*WHAT THE TASK REQUIRES*
Pick the lines holding the string "time" out of the records and copy them.

Page and application data records
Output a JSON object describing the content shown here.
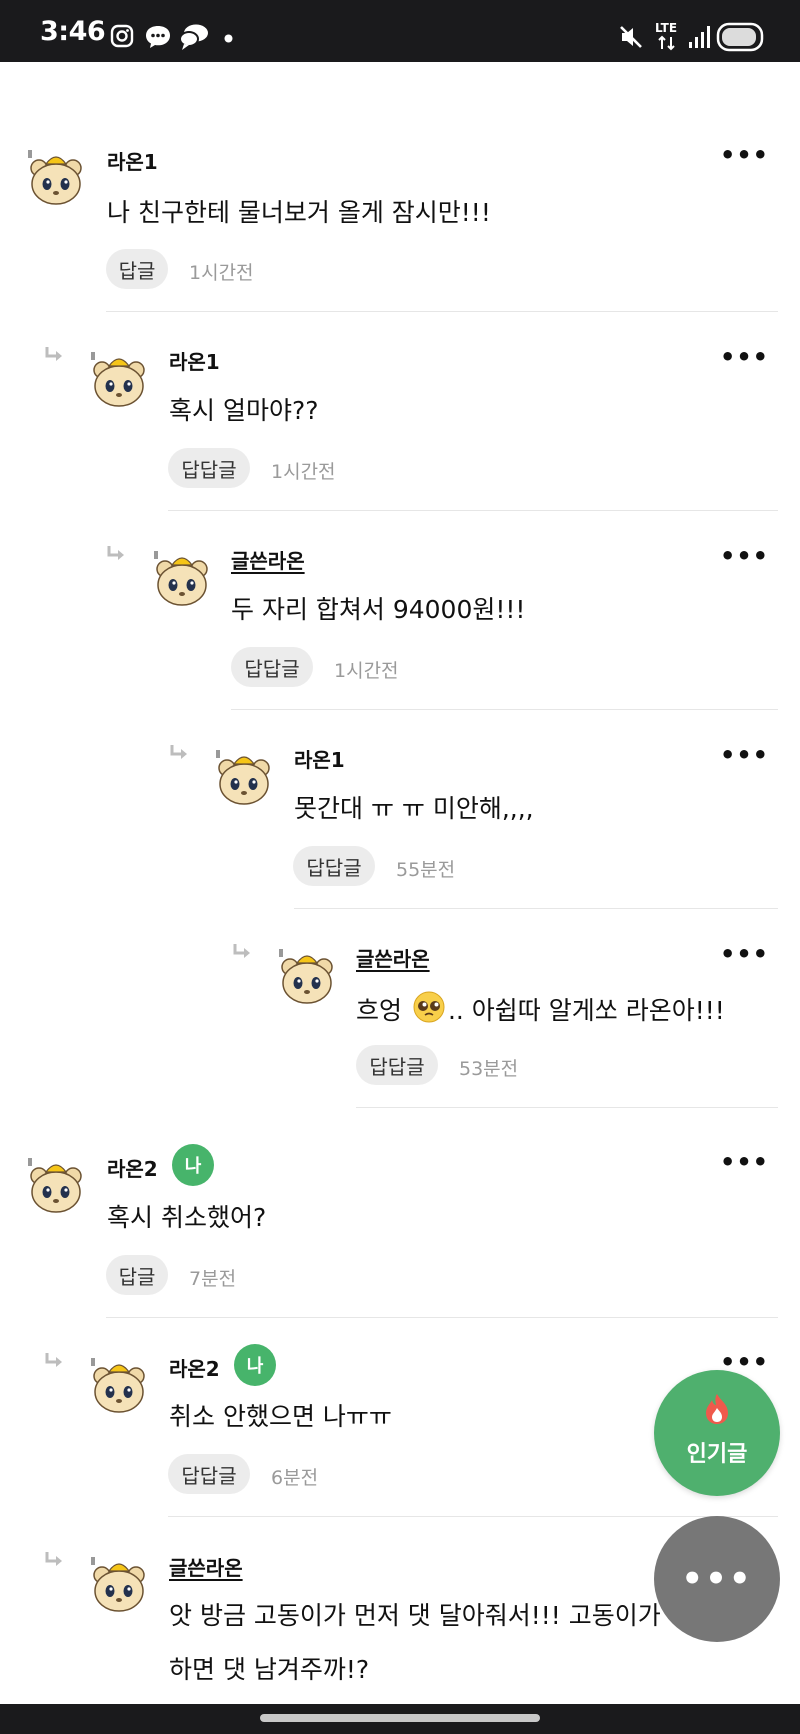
{
  "status_bar": {
    "time": "3:46",
    "network": "LTE",
    "icons": [
      "instagram-icon",
      "message-icon",
      "chat-bubbles-icon",
      "dot-icon",
      "mute-icon",
      "lte-icon",
      "signal-icon",
      "battery-icon"
    ]
  },
  "comments": [
    {
      "author": "라온1",
      "text": "나 친구한테 물너보거 올게 잠시만!!!",
      "reply_label": "답글",
      "time": "1시간전"
    },
    {
      "author": "라온1",
      "text": "혹시 얼마야??",
      "reply_label": "답답글",
      "time": "1시간전"
    },
    {
      "author": "글쓴라온",
      "text": "두 자리 합쳐서 94000원!!!",
      "reply_label": "답답글",
      "time": "1시간전"
    },
    {
      "author": "라온1",
      "text": "못간대 ㅠ ㅠ 미안해,,,,",
      "reply_label": "답답글",
      "time": "55분전"
    },
    {
      "author": "글쓴라온",
      "text_before": "흐엉 ",
      "text_after": ".. 아쉽따 알게쏘 라온아!!!",
      "reply_label": "답답글",
      "time": "53분전"
    },
    {
      "author": "라온2",
      "badge": "나",
      "text": "혹시 취소했어?",
      "reply_label": "답글",
      "time": "7분전"
    },
    {
      "author": "라온2",
      "badge": "나",
      "text": "취소 안했으면 나ㅠㅠ",
      "reply_label": "답답글",
      "time": "6분전"
    },
    {
      "author": "글쓴라온",
      "text": "앗 방금 고동이가 먼저 댓 달아줘서!!! 고동이가",
      "text_line2": "하면 댓 남겨주까!?"
    }
  ],
  "more_label": "•••",
  "fab": {
    "popular_label": "인기글",
    "more_label": "•••"
  },
  "colors": {
    "badge": "#47b46b",
    "fab_popular": "#4fb06e",
    "fab_more": "#777777",
    "reply_pill": "#ececec"
  }
}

*SOLUTION FOR THIS EXERCISE*
    "time": "3:46",
      "time": "1시간전"
      "time": "1시간전"
      "time": "1시간전"
      "time": "55분전"
      "time": "53분전"
      "time": "7분전"
      "time": "6분전"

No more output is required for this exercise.